■ **ACTIVITY**
Pull every line with "cita" from the entries below.

· · · · · · ·

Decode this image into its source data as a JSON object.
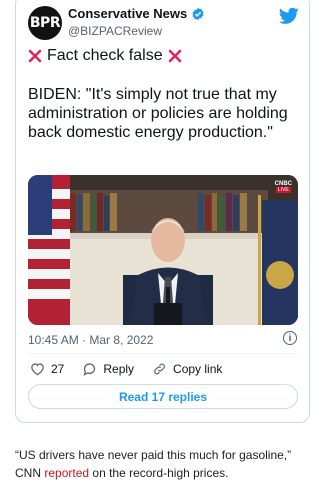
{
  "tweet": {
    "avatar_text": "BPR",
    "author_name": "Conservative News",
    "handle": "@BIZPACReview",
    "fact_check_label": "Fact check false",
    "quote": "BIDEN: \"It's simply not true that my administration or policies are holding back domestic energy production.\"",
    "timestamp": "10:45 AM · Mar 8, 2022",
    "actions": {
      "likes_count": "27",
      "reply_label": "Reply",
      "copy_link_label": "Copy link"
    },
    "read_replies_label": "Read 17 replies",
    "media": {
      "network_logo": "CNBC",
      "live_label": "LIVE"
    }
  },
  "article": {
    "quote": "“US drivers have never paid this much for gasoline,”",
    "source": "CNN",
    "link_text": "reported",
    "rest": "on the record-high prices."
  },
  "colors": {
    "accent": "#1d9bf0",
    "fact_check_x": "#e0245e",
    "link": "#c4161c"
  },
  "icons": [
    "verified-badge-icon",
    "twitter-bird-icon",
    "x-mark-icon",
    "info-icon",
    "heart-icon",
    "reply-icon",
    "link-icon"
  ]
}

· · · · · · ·

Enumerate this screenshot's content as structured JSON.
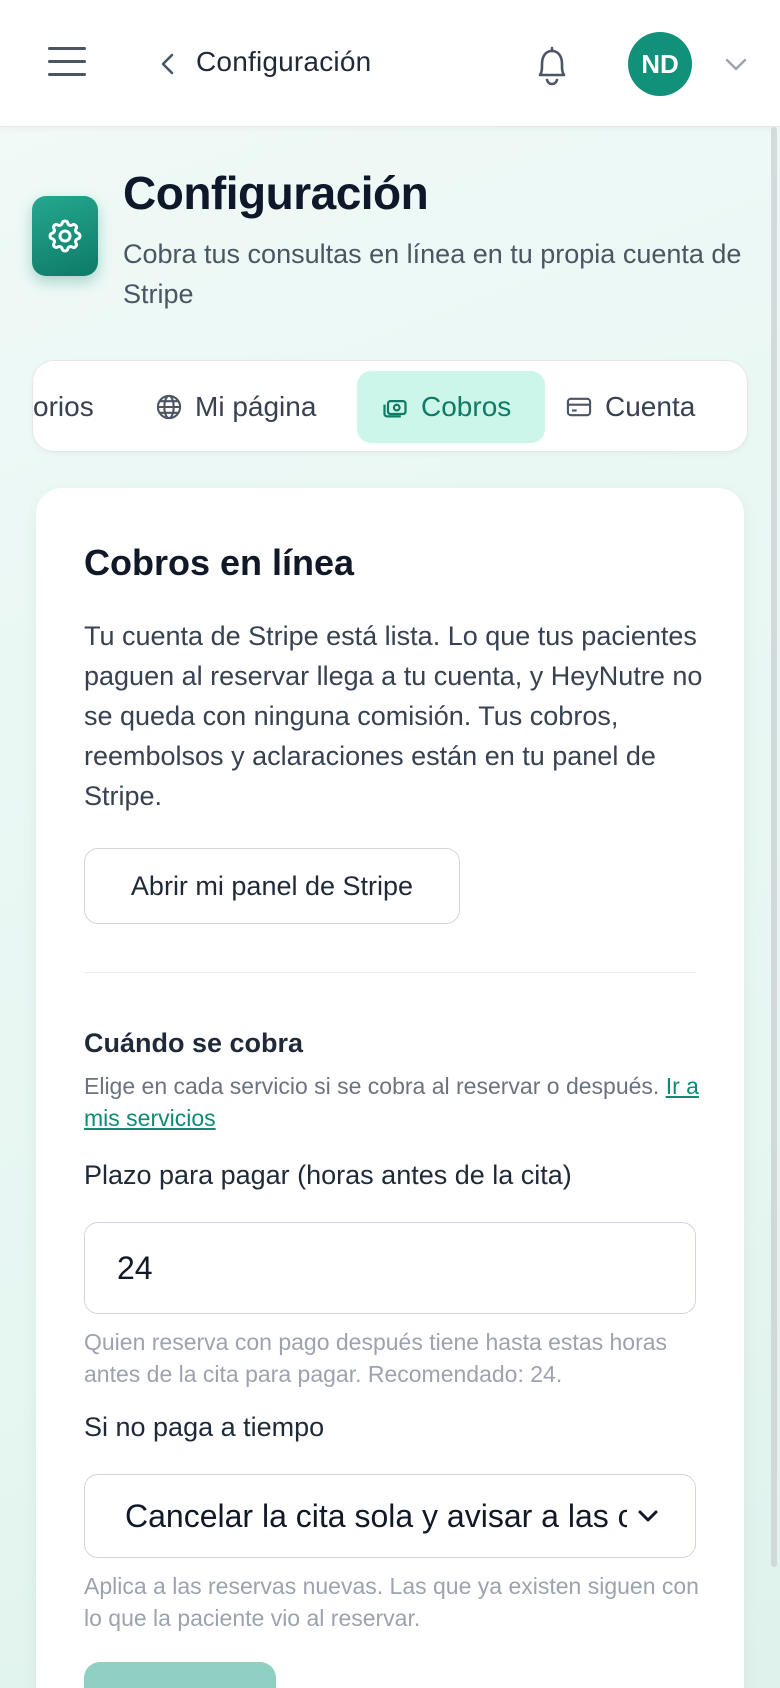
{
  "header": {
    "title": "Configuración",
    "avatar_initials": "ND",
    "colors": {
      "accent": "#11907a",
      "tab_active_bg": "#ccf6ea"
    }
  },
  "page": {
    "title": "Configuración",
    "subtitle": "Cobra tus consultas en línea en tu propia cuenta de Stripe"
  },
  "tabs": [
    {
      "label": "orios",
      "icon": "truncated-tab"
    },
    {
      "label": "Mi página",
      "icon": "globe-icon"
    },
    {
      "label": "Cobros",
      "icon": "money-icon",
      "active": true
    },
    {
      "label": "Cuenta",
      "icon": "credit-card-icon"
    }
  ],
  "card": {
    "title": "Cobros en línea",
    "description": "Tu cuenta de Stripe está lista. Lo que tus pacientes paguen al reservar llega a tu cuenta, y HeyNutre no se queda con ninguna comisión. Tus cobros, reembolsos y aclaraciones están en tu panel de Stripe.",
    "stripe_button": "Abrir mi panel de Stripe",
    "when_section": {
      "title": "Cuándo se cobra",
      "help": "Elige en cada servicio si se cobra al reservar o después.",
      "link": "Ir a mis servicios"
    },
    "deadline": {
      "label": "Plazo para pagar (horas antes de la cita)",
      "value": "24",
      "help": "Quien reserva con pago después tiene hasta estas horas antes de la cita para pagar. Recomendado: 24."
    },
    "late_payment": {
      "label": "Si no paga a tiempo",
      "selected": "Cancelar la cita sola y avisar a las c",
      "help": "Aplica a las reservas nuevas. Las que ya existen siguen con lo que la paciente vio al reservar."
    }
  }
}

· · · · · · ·

■ **ANSWER TO THE EXERCISE**
      "label": "Plazo para pagar (horas antes de la cita)",
      "help": "Quien reserva con pago después tiene hasta estas horas antes de la cita para pagar. Recomendado: 24."
      "selected": "Cancelar la cita sola y avisar a las c",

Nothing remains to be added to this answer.